RECORD EXCERPTS
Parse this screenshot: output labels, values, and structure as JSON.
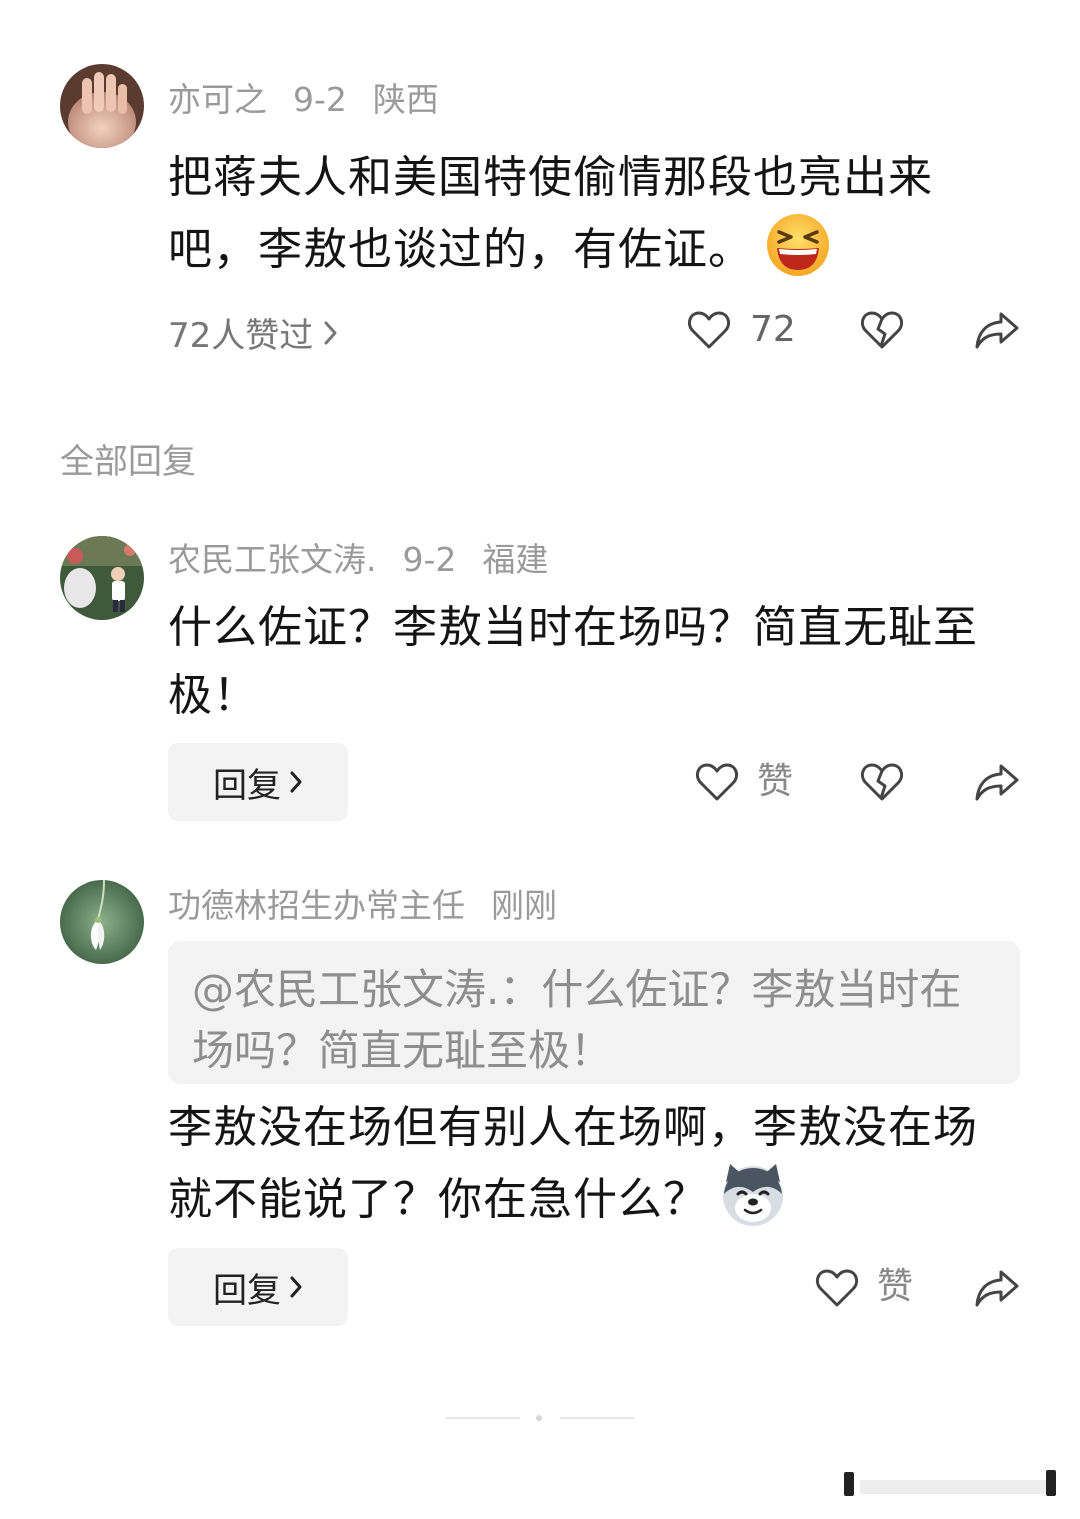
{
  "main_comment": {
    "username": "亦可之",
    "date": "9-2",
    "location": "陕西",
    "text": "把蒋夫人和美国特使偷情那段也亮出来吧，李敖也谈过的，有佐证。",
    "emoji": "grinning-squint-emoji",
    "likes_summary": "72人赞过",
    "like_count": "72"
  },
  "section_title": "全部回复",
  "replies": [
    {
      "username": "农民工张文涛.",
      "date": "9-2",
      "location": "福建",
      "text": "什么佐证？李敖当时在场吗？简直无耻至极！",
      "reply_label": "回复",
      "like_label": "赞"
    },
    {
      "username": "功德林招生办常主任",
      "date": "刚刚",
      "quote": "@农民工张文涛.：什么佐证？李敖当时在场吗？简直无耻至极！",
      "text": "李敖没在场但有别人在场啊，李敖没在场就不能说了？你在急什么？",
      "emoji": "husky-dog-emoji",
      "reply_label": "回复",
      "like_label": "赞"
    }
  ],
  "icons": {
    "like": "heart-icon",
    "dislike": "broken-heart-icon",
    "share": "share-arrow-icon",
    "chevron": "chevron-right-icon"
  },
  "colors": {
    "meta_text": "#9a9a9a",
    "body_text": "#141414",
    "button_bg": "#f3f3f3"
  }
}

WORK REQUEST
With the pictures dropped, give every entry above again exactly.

ANSWER FOR THE TASK
Parse this screenshot: output labels, values, and structure as JSON.
{
  "main_comment": {
    "username": "亦可之",
    "date": "9-2",
    "location": "陕西",
    "text": "把蒋夫人和美国特使偷情那段也亮出来吧，李敖也谈过的，有佐证。",
    "emoji": "grinning-squint-emoji",
    "likes_summary": "72人赞过",
    "like_count": "72"
  },
  "section_title": "全部回复",
  "replies": [
    {
      "username": "农民工张文涛.",
      "date": "9-2",
      "location": "福建",
      "text": "什么佐证？李敖当时在场吗？简直无耻至极！",
      "reply_label": "回复",
      "like_label": "赞"
    },
    {
      "username": "功德林招生办常主任",
      "date": "刚刚",
      "quote": "@农民工张文涛.：什么佐证？李敖当时在场吗？简直无耻至极！",
      "text": "李敖没在场但有别人在场啊，李敖没在场就不能说了？你在急什么？",
      "emoji": "husky-dog-emoji",
      "reply_label": "回复",
      "like_label": "赞"
    }
  ],
  "icons": {
    "like": "heart-icon",
    "dislike": "broken-heart-icon",
    "share": "share-arrow-icon",
    "chevron": "chevron-right-icon"
  },
  "colors": {
    "meta_text": "#9a9a9a",
    "body_text": "#141414",
    "button_bg": "#f3f3f3"
  }
}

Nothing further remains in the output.